Each of the two positions offers the opportunity to shape the project’s research agenda and to collaborate in developing novel digital methods. You will be expected to lead one of two research themes (‘Correlation’ or ‘Configuration’ – see below), to design and deliver historical case studies independently, and to contribute to digital research plans within the overall research agenda of the project.
Research theme 1 (Correlation): The history of data practices in epidemiological reasoning. You will work on the research practices of epidemiologists and investigate how the collection, storage and retrieval of data enabled the correlation of variables. Case studies might look for instance at the paper technologies with which epidemiological information was collected, how social categories (eg. age, race, gender, profession) were tabulated as epidemiological data, or how reports, forms and surveys have structured research questions and outcomes. This theme is concerned with the data infrastructures of epidemiology and seeks to develop a critical perspective on the field’s politics of standardisation and digitalisation.
Research theme 2 (Configuration): The history of transdisciplinary networks in epidemiological reasoning. Your position will be focused on the question of who was empowered to speak in the name of epidemiology, and who had the authority to produce and disseminate epidemiological knowledge. Beyond the mere history of a discipline, your case studies might follow bidirectional influences of the social and medical sciences in epidemiology and investigate how epidemiological methods and theories travelled beyond the study of infectious and chronic diseases. This theme is concerned with the social networks in which epidemiological knowledge is produced and will map the historical distribution of the field’s methods and theories.

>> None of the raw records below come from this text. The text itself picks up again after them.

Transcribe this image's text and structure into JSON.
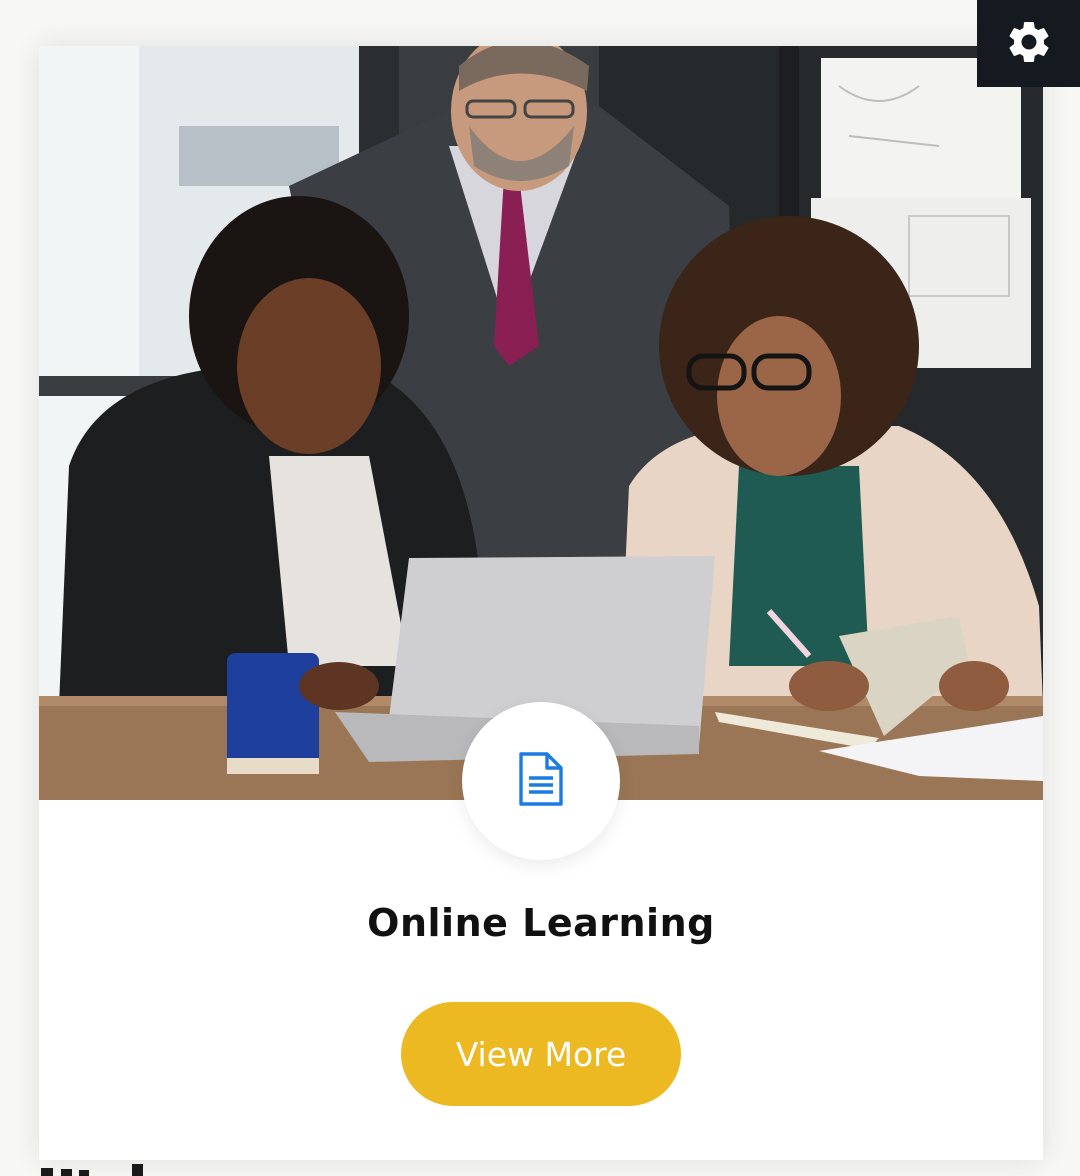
{
  "settings": {
    "icon": "gear-icon"
  },
  "card": {
    "image_alt": "Three colleagues looking at a laptop in an office",
    "icon": "document-icon",
    "title": "Online Learning",
    "button_label": "View More"
  },
  "colors": {
    "accent": "#edb923",
    "icon_blue": "#1a7be0",
    "settings_bg": "#141a20"
  }
}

Your skills and attributes for success:
- PhD (or near completion) in relevant historical or social science subject
- Experience in archive-based or oral historical research, or historical sociology
- Experience in working collaboratively
- Experience in digital research methods is highly desirable but not necessary
Lukas Engelmann’s project website: https://theepidemy.net